What is required → Across the records below, report how many lines include the word "Name", stating the number alone.

==================================================

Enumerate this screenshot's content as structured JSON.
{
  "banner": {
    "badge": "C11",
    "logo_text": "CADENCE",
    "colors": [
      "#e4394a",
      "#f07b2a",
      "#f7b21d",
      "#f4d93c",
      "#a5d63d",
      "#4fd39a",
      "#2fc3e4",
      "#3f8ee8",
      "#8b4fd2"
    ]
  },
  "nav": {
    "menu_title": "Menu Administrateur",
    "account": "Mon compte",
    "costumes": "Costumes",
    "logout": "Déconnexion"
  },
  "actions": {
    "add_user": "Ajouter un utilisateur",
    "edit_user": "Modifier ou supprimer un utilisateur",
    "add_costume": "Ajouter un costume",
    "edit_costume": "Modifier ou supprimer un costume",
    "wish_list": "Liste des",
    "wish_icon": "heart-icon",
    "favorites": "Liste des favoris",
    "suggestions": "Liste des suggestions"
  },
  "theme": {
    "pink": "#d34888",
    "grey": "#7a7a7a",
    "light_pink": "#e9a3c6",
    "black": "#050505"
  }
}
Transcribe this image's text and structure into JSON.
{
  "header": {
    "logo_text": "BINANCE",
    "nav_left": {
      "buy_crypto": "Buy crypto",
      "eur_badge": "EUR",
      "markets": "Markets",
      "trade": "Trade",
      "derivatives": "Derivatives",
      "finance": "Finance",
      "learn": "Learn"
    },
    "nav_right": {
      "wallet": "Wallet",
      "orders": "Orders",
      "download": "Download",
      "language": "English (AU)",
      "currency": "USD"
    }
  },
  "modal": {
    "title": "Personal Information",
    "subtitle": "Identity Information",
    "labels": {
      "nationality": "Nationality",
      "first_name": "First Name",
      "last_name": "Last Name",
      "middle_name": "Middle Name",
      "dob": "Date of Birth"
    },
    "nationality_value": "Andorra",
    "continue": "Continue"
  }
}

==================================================

Result of this exercise → 3